Census estimates suggesting that Baltimore has lost population have become a rite of spring for the last half-decade. But there is something particularly worrisome about this year’s edition as it estimates for the first time since before the 1918 flu outbreak that Charm City’s population has fallen below 600,000 — 593,490 as of last July 1 to be precise. Perhaps 600,000 is a psychological barrier. Baltimore is now smaller than Louisville and only slightly larger than Milwaukee. It may be dropping out of the top-30 when more official numbers are added up. The term, “Smalltimore,” used to be a way of describing the city’s small town charm; now, it seems just a more accurate way of describing its diminished size.
Before we hit the panic button, some perspective is required. First, let’s remember there are far more immediate and pressing issues with the coronavirus outbreak than to be fretting over population estimates which are subject to substantial revision as the actual U.S. Census is conducted this year. And second, the theoretical loss of 27,280 residents over the last decade represents a still-modest 4% shift at a time when Maryland is not exactly booming. The state has grown just over 5% over the same period ranking it middle-of-the-pack nationally and behind neighboring jurisdictions of Virginia, Delaware and D.C. Third, it should be acknowledged there’s a lot we don’t yet know about who is coming and who is leaving the city. How much of this is flight of longtime residents and how much is a lower birth rate or the Trump administration’s crackdown on new arrivals, for example? We need more than anecdotal evidence.
And finally, there’s another consideration: The city’s political boundaries are, at least to some degree, an arbitrary distinction. Someone who lives in the city one year but moves to White Marsh or Catonsville or Eldersburg the next is still part of the broader metropolitan area, still linked to the city, and might still be employed in it or shop in it or go to restaurants and tourist attractions in it. As a metropolitan statistical area, Baltimore-Columbia-Towson is doing reasonably well with estimated growth of more than 3% since the last census.
None of that is to deny Baltimore’s obvious problems, however. This is a bad sign, just not a new one. It’s clear that the same pattern of issues we have been banging the drum about for years continue to persist. Reducing the homicide rate, improving schools, creating jobs, upgrading public infrastructure and investment, creating affordable housing, and lowering the property tax rate should be high on the to-do list of whomever is elected mayor or to the City Council this year. And attacking the city’s concentrated poverty and its chronic substance abuse problems — the heart of so many of its shortcomings — deserves to be a top priority for the state and federal governments, too.

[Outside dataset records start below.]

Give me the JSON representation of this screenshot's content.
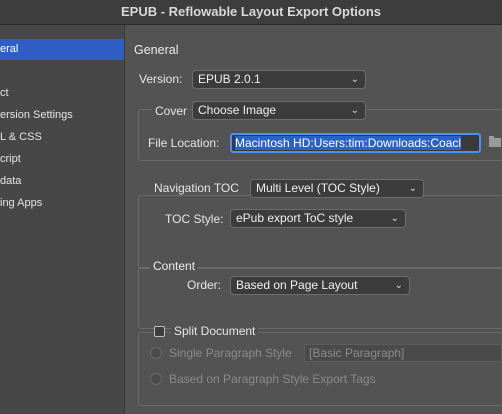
{
  "window": {
    "title": "EPUB - Reflowable Layout Export Options"
  },
  "sidebar": {
    "items": [
      {
        "label": "eral",
        "selected": true
      },
      {
        "label": "ct",
        "selected": false
      },
      {
        "label": "ersion Settings",
        "selected": false
      },
      {
        "label": "L & CSS",
        "selected": false
      },
      {
        "label": "cript",
        "selected": false
      },
      {
        "label": "data",
        "selected": false
      },
      {
        "label": "ing Apps",
        "selected": false
      }
    ]
  },
  "general": {
    "heading": "General",
    "version_label": "Version:",
    "version_value": "EPUB 2.0.1",
    "cover_label": "Cover",
    "cover_value": "Choose Image",
    "file_location_label": "File Location:",
    "file_location_value": "Macintosh HD:Users:tim:Downloads:Coacl",
    "nav_toc_label": "Navigation TOC",
    "nav_toc_value": "Multi Level (TOC Style)",
    "toc_style_label": "TOC Style:",
    "toc_style_value": "ePub export ToC style"
  },
  "content": {
    "heading": "Content",
    "order_label": "Order:",
    "order_value": "Based on Page Layout",
    "split_document_label": "Split Document",
    "split_document_checked": false,
    "single_paragraph_style_label": "Single Paragraph Style",
    "single_paragraph_style_value": "[Basic Paragraph]",
    "based_on_tags_label": "Based on Paragraph Style Export Tags"
  },
  "colors": {
    "accent": "#2f5dc4",
    "focus": "#4e8ef0",
    "panel": "#535353"
  }
}
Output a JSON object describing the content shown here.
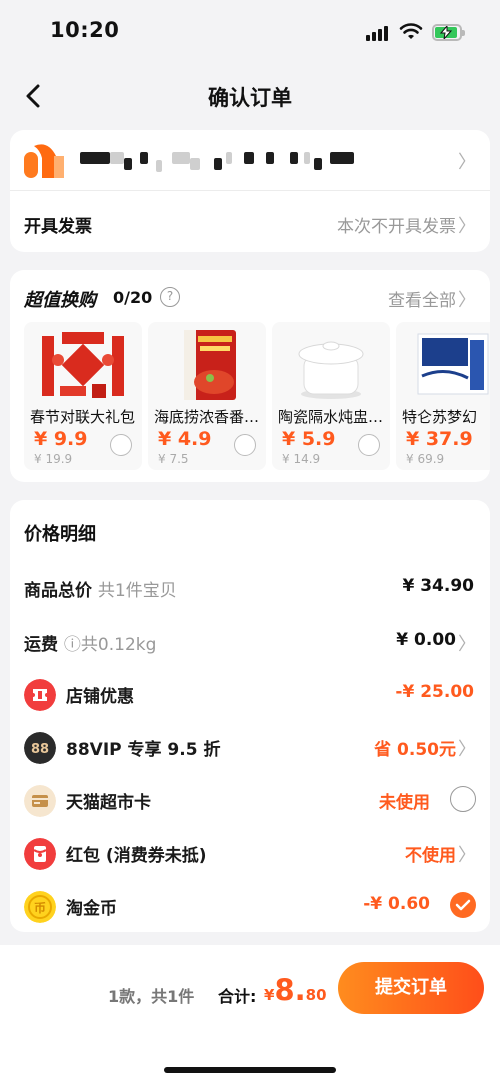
{
  "status": {
    "time": "10:20"
  },
  "nav": {
    "title": "确认订单"
  },
  "invoice": {
    "label": "开具发票",
    "value": "本次不开具发票"
  },
  "deals": {
    "title": "超值换购",
    "count": "0/20",
    "view_all": "查看全部",
    "items": [
      {
        "name": "春节对联大礼包",
        "price": "¥ 9.9",
        "orig": "¥ 19.9"
      },
      {
        "name": "海底捞浓香番…",
        "price": "¥ 4.9",
        "orig": "¥ 7.5"
      },
      {
        "name": "陶瓷隔水炖盅…",
        "price": "¥ 5.9",
        "orig": "¥ 14.9"
      },
      {
        "name": "特仑苏梦幻",
        "price": "¥ 37.9",
        "orig": "¥ 69.9"
      }
    ]
  },
  "price": {
    "heading": "价格明细",
    "goods_label": "商品总价",
    "goods_sub": "共1件宝贝",
    "goods_value": "¥ 34.90",
    "shipping_label": "运费",
    "shipping_sub": "共0.12kg",
    "shipping_value": "¥ 0.00",
    "shop_label": "店铺优惠",
    "shop_value": "-¥ 25.00",
    "vip_label": "88VIP 专享 9.5 折",
    "vip_value": "省 0.50元",
    "card_label": "天猫超市卡",
    "card_value": "未使用",
    "redpacket_label": "红包 (消费券未抵)",
    "redpacket_value": "不使用",
    "coin_label": "淘金币",
    "coin_value": "-¥ 0.60"
  },
  "footer": {
    "count": "1款，共1件",
    "total_label": "合计:",
    "currency": "¥",
    "total_int": "8.",
    "total_dec": "80",
    "submit": "提交订单"
  },
  "colors": {
    "accent": "#ff5a1e",
    "check": "#ff6a22"
  }
}
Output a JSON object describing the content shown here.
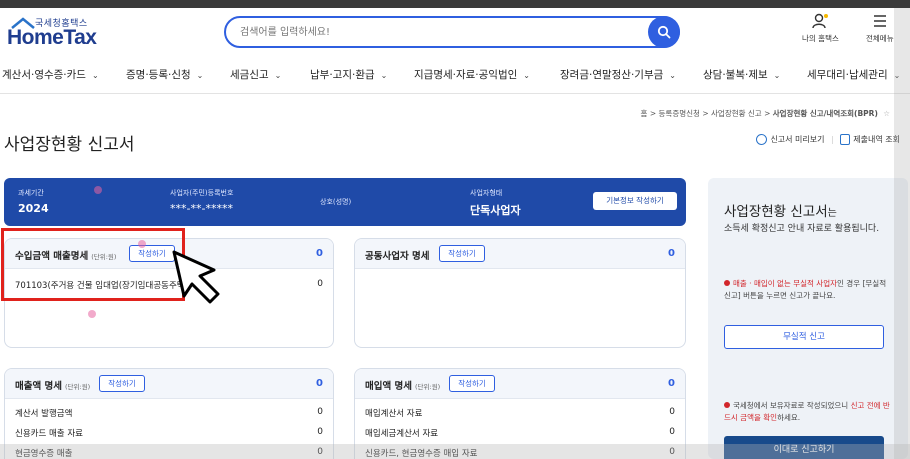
{
  "header": {
    "logo_small": "국세청홈택스",
    "logo_main": "HomeTax",
    "search_placeholder": "검색어를 입력하세요!",
    "my_hometax": "나의 홈택스",
    "all_menu": "전체메뉴"
  },
  "nav": {
    "items": [
      {
        "label": "계산서·영수증·카드"
      },
      {
        "label": "증명·등록·신청"
      },
      {
        "label": "세금신고"
      },
      {
        "label": "납부·고지·환급"
      },
      {
        "label": "지급명세·자료·공익법인"
      },
      {
        "label": "장려금·연말정산·기부금"
      },
      {
        "label": "상담·불복·제보"
      },
      {
        "label": "세무대리·납세관리"
      }
    ]
  },
  "breadcrumb": {
    "items": [
      "홈",
      "등록증명신청",
      "사업장현황 신고",
      "사업장현황 신고/내역조회(BPR)"
    ],
    "separator": ">"
  },
  "page": {
    "title": "사업장현황 신고서",
    "preview_label": "신고서 미리보기",
    "history_label": "제출내역 조회"
  },
  "summary_bar": {
    "period_label": "과세기간",
    "period_value": "2024",
    "reg_label": "사업자(주민)등록번호",
    "reg_value": "***-**-*****",
    "name_label": "상호(성명)",
    "type_label": "사업자형태",
    "type_value": "단독사업자",
    "basic_info_button": "기본정보 작성하기"
  },
  "panels": {
    "income": {
      "title": "수입금액 매출명세",
      "unit": "(단위:원)",
      "write": "작성하기",
      "total": "0",
      "rows": [
        {
          "label": "701103(주거용 건물 임대업(장기임대공동주택))",
          "value": "0"
        }
      ]
    },
    "partners": {
      "title": "공동사업자 명세",
      "write": "작성하기",
      "total": "0"
    },
    "sales": {
      "title": "매출액 명세",
      "unit": "(단위:원)",
      "write": "작성하기",
      "total": "0",
      "rows": [
        {
          "label": "계산서 발행금액",
          "value": "0"
        },
        {
          "label": "신용카드 매출 자료",
          "value": "0"
        },
        {
          "label": "현금영수증 매출",
          "value": "0"
        }
      ]
    },
    "purchases": {
      "title": "매입액 명세",
      "unit": "(단위:원)",
      "write": "작성하기",
      "total": "0",
      "rows": [
        {
          "label": "매입계산서 자료",
          "value": "0"
        },
        {
          "label": "매입세금계산서 자료",
          "value": "0"
        },
        {
          "label": "신용카드, 현금영수증 매입 자료",
          "value": "0"
        }
      ]
    }
  },
  "sidebar": {
    "title": "사업장현황 신고서",
    "title_suffix": "는",
    "desc": "소득세 확정신고 안내 자료로 활용됩니다.",
    "note1_red": "매출 · 매입이 없는 무실적 사업자",
    "note1_rest": "인 경우 [무실적 신고] 버튼을 누르면 신고가 끝나요.",
    "no_activity_button": "무실적 신고",
    "note2_plain": "국세청에서 보유자료로 작성되었으니",
    "note2_red": "신고 전에 반드시 금액을 확인",
    "note2_end": "하세요.",
    "submit_button": "이대로 신고하기"
  },
  "colors": {
    "brand_blue": "#1f4aa8",
    "accent_blue": "#2f5fe0",
    "highlight_red": "#e0221c",
    "dark_button": "#174a8b"
  }
}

Yet there is hope. This year’s passage of the Kirwan Commission recommendations for education reform by the General Assembly raise the prospect of substantial new state investment in a school system that needs to do more for its disadvantage, often traumatized students. Gov. Larry Hogan has agreed to invest tens of millions of state dollars to upgrade the Howard Street Tunnel so that double-stacked rail cars can move freight from the Port of Baltimore to points north far more cost-effectively which will support hundreds of well-paid jobs at the port. Now, if someone can convince the governor that he needs to make a larger investment in Baltimore’s public transit systems to offset his choice to kill the $2.9 Red Line expansion five years ago and at least settle the legal battle over the $1.5 billion State Center redevelopment project so that something, anything, can move forward there, Baltimore might be looking at some serious economic momentum.
Make no mistake, the city’s greatest strength remains in its potential. Surveys show young people coming of age right now prefer to live in cities. They don’t want to drive, they want the convenience of public transit. Climate change demands a more energy efficient, less fossil-fuel dependent lifestyle, and cities are best positioned to deliver. With the growth of high-tech jobs, particularly in Northern Virginia, Baltimore’s future may be as much as a bedroom community conveniently linked by efficient passenger rail service to the D.C. area than as the industrial center it once was. Or it might be as a telecommuting center. That’s how fast work life is changing. But none of this transformation can happen through inaction. Baltimore needs bold leadership, it needs help from every quarter, and it needs a plan of action.
The Baltimore Sun editorial board — made up of Opinion Editor Tricia Bishop, Deputy Editor Andrea K. McDaniels and writer Peter Jensen — offers opinions and analysis on news and issues relevant to readers. It is separate from the newsroom.